_Work to be completed:_ Lines that contain the string "data" are the ones to list; copy all of them from the records.
##### Given records #####
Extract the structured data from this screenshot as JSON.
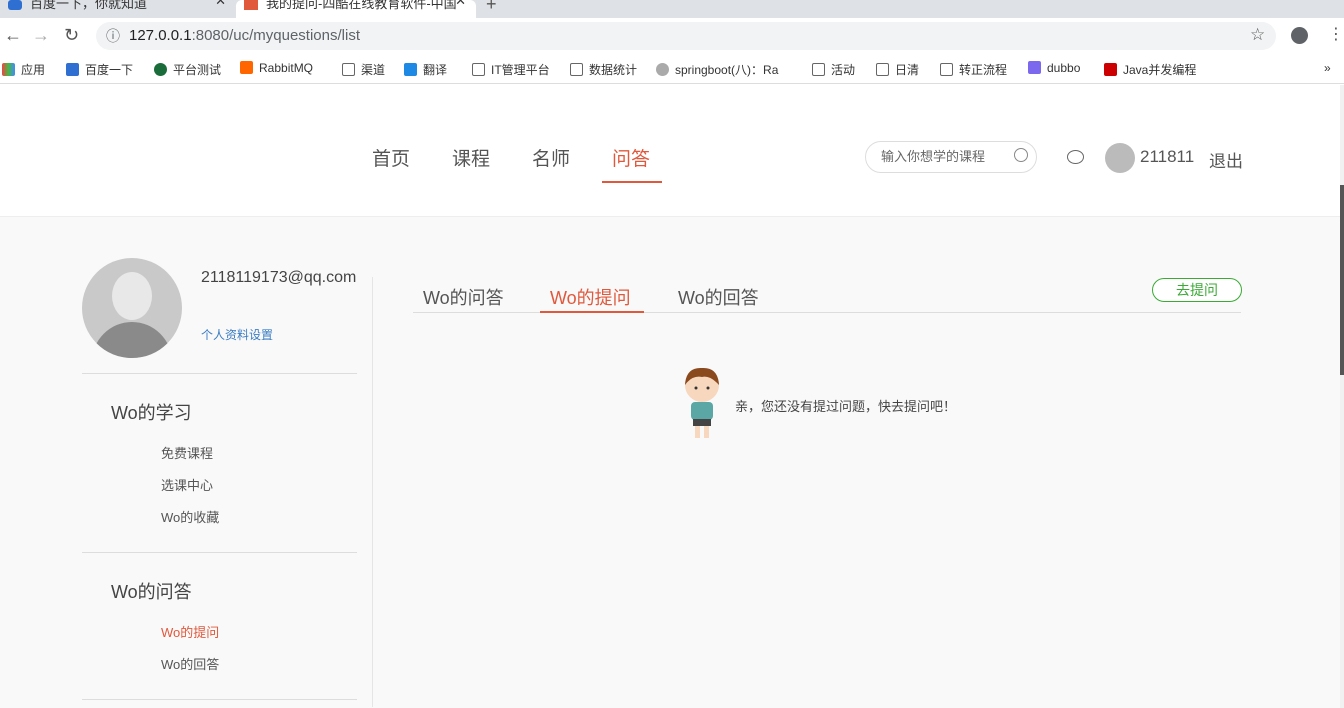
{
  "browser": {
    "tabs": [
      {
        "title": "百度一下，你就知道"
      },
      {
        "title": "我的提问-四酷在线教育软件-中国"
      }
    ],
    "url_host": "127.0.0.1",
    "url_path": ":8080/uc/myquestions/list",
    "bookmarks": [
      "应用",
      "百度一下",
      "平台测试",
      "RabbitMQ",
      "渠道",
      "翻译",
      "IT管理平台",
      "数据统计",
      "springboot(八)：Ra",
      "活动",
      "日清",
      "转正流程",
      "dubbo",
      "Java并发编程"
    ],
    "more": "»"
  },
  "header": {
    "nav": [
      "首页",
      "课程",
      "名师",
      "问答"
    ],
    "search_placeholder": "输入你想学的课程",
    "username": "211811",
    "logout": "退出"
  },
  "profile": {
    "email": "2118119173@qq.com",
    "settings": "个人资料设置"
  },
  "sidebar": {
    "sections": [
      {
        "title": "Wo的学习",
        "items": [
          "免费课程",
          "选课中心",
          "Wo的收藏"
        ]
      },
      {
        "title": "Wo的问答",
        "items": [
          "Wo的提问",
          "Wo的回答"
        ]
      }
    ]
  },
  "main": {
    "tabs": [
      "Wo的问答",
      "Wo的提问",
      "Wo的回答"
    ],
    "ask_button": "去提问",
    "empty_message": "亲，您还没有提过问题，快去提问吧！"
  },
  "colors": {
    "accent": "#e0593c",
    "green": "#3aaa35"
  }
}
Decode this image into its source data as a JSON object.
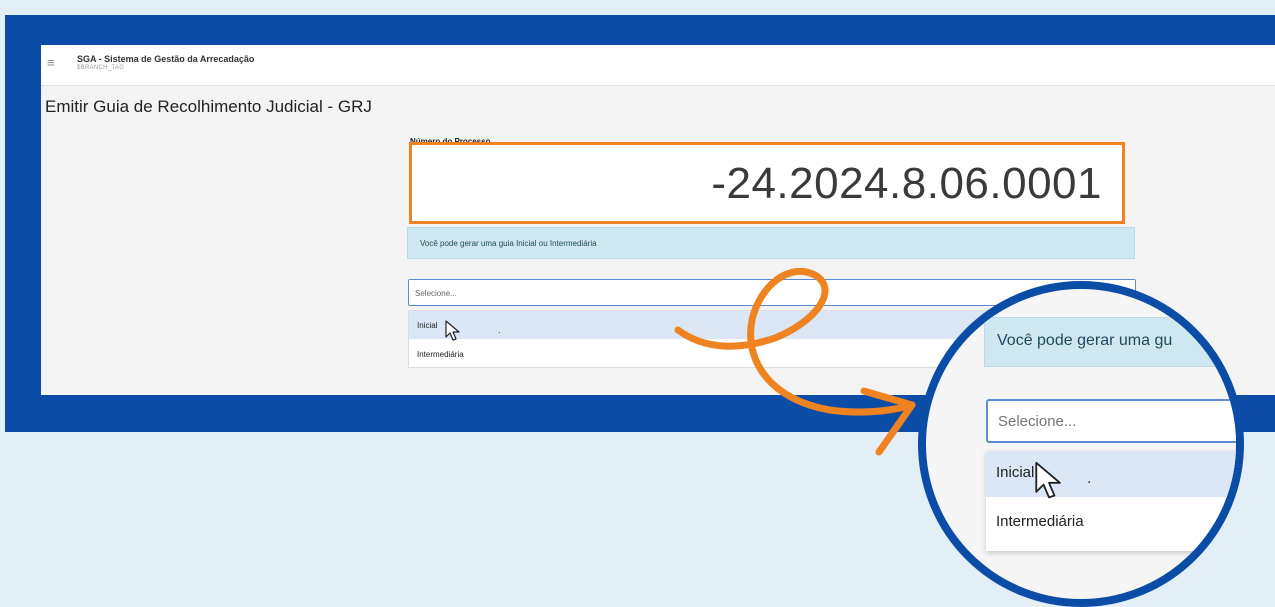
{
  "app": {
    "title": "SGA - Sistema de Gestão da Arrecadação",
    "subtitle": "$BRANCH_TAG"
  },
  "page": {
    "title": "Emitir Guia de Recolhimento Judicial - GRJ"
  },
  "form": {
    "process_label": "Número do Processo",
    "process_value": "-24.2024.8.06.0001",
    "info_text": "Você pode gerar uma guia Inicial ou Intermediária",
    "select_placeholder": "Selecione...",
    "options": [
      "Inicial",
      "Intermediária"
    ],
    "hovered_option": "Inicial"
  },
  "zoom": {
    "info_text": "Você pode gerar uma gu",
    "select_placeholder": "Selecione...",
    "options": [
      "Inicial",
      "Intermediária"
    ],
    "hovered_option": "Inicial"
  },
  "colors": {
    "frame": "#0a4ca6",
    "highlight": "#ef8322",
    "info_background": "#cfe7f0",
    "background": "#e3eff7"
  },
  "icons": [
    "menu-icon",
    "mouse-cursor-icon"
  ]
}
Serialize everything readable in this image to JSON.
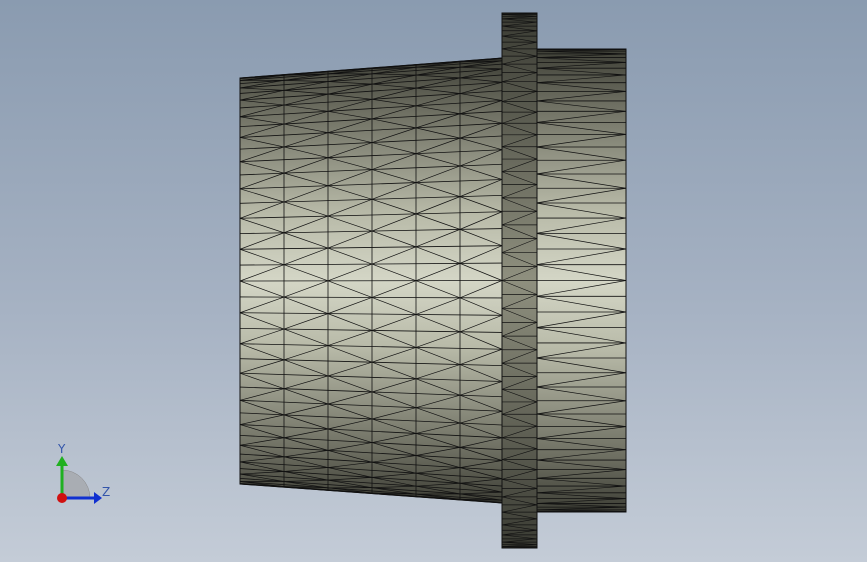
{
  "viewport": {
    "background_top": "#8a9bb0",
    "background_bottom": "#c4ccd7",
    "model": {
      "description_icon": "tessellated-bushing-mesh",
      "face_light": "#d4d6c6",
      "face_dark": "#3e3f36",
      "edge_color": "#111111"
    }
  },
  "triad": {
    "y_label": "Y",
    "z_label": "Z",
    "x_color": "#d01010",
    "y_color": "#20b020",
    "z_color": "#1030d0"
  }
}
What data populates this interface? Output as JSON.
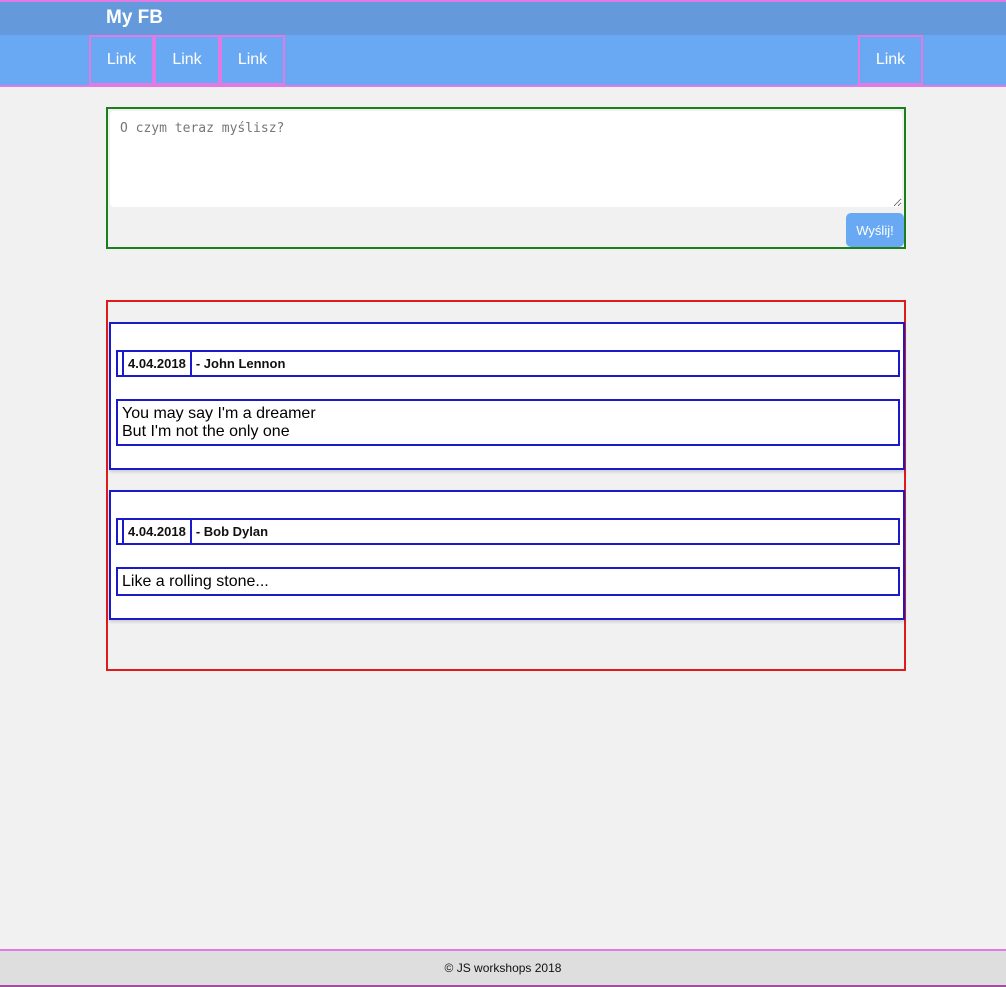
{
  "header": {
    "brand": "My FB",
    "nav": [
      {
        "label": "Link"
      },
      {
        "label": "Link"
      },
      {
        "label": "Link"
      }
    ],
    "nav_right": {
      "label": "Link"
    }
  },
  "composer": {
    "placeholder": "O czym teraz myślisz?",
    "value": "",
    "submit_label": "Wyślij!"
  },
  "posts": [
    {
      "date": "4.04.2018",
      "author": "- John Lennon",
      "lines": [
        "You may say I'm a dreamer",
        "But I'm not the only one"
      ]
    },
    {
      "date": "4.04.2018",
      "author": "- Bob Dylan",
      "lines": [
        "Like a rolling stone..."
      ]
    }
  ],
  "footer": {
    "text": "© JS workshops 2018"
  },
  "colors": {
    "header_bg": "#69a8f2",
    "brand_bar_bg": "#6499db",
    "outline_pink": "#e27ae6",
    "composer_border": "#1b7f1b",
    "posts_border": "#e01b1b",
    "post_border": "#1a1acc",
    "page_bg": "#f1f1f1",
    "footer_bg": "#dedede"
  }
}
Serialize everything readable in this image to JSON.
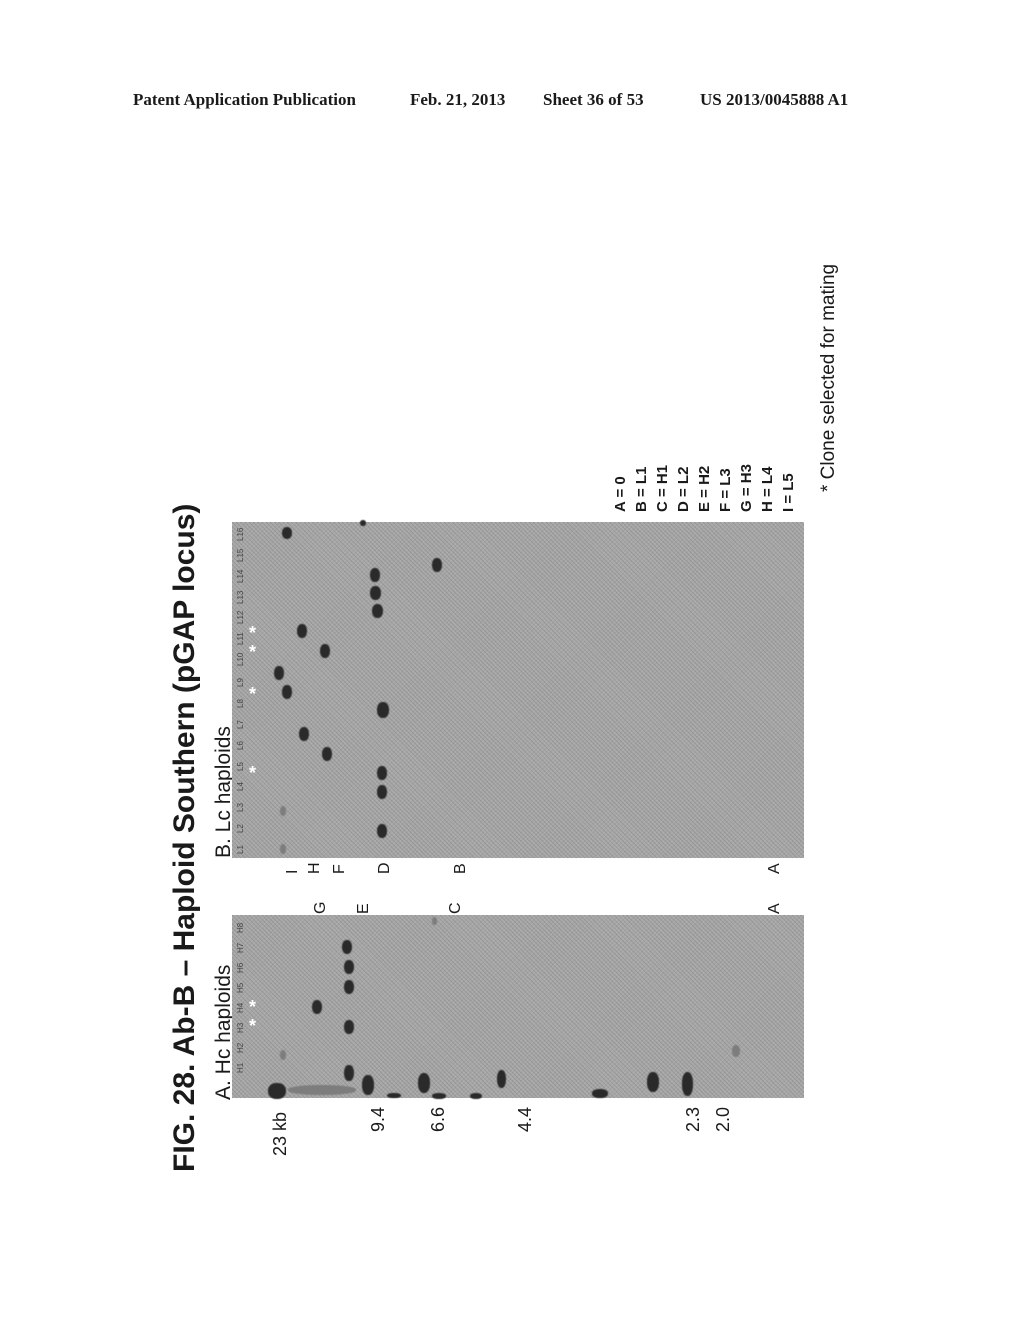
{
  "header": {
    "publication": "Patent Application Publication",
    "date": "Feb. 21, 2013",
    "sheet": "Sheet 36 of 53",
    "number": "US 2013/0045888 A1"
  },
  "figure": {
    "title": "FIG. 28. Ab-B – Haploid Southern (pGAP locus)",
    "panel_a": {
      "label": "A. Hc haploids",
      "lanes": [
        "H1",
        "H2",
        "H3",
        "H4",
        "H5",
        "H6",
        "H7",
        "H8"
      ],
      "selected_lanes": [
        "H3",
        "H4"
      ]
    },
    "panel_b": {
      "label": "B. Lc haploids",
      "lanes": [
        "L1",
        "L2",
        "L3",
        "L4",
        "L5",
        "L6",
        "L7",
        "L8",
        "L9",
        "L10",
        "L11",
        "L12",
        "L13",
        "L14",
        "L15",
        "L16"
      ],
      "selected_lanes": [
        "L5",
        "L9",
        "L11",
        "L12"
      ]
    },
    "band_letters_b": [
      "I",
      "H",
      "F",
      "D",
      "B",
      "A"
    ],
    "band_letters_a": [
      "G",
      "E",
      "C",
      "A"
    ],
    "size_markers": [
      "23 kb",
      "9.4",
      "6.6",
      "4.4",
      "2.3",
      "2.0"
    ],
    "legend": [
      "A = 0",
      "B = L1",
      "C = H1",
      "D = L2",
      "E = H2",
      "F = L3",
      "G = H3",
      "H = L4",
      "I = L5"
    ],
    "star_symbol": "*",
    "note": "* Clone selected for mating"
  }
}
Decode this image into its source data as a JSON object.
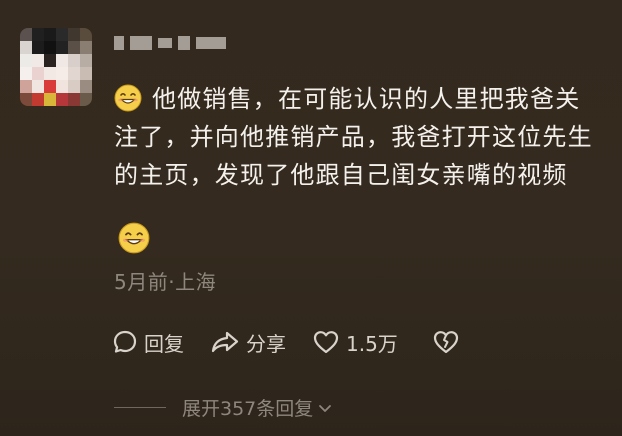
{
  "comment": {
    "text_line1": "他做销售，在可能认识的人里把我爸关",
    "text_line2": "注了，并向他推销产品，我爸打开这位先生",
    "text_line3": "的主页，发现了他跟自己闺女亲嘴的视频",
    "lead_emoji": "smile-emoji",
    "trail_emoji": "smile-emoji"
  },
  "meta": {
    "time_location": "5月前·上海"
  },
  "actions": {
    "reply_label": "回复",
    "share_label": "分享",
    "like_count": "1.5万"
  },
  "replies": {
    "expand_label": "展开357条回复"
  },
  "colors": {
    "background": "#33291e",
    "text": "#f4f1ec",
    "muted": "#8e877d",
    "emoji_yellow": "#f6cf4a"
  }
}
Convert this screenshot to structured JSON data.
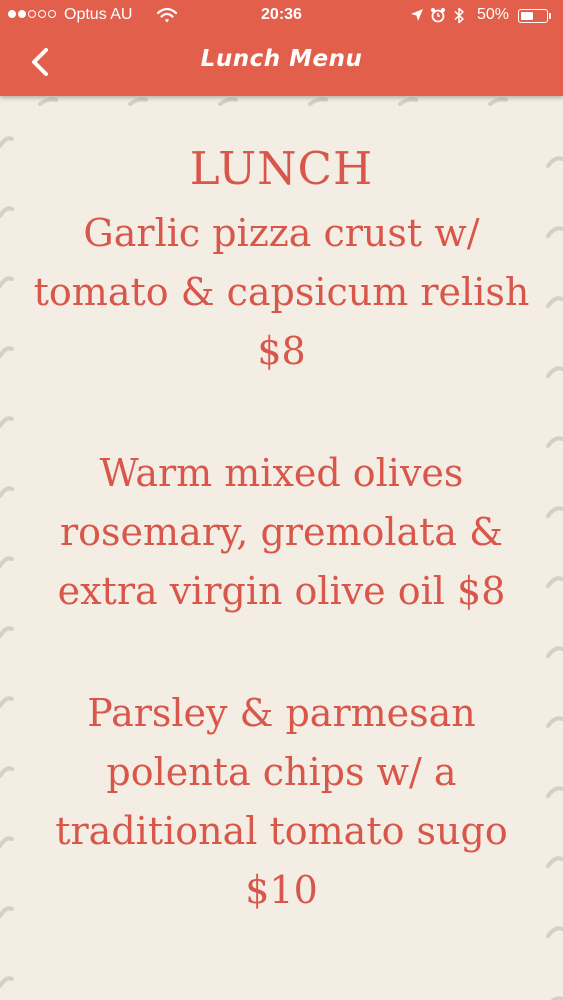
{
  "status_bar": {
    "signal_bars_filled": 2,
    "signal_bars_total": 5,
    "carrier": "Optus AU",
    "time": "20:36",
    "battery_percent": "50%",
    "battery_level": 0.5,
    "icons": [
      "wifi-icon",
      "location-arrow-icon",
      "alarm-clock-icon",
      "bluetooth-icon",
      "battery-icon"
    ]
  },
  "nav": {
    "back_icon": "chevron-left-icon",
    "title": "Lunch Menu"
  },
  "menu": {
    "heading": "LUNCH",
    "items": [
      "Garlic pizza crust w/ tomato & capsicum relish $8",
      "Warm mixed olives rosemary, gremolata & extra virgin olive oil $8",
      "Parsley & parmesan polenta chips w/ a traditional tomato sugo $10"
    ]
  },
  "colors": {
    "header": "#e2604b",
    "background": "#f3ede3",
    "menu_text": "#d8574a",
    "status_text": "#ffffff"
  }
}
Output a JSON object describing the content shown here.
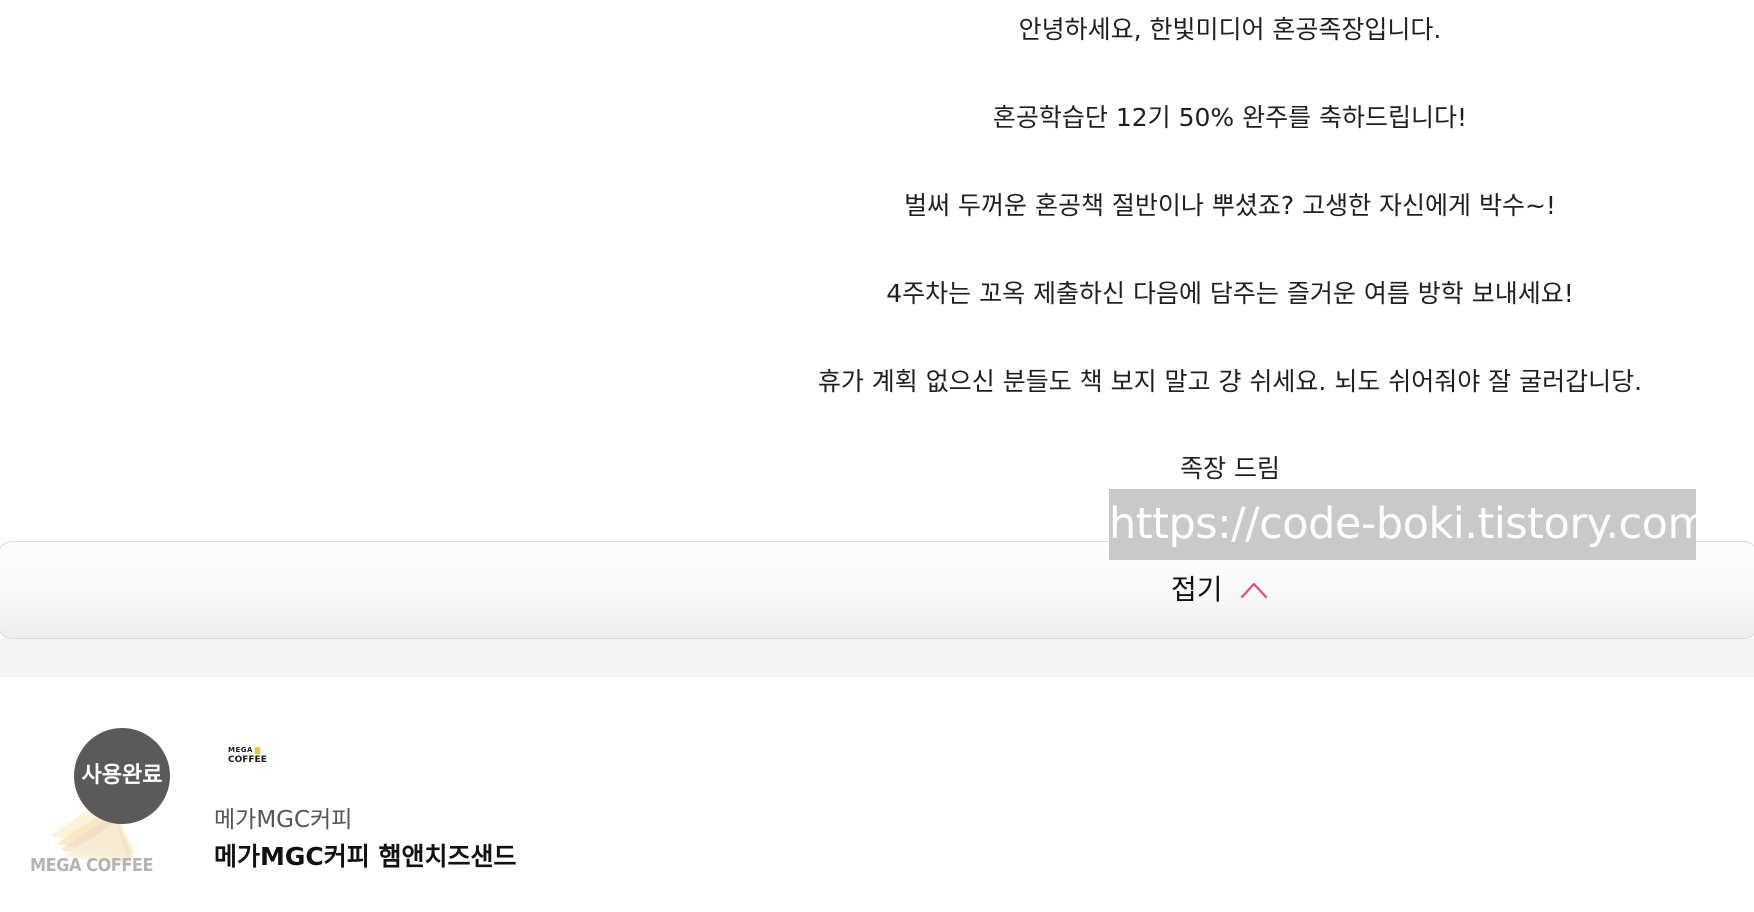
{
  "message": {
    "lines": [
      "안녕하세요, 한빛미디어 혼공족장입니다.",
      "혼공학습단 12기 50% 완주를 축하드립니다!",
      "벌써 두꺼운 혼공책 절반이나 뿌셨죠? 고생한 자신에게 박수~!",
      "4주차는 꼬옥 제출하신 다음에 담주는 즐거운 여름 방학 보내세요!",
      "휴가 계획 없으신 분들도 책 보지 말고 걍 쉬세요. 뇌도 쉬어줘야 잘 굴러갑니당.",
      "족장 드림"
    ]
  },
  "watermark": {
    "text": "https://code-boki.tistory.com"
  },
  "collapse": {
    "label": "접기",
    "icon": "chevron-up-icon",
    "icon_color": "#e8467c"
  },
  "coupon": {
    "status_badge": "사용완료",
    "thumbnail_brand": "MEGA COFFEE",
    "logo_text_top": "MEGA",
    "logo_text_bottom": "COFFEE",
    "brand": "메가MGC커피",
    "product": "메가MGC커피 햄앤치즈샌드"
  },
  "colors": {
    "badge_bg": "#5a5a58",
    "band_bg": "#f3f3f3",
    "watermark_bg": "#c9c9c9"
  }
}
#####
_Expected answer:_
Extract the structured data from this screenshot as JSON.
Decode this image into its source data as a JSON object.
What data populates this interface? Output as JSON.
Decode this image into its source data as a JSON object.
Convert this screenshot to structured JSON data.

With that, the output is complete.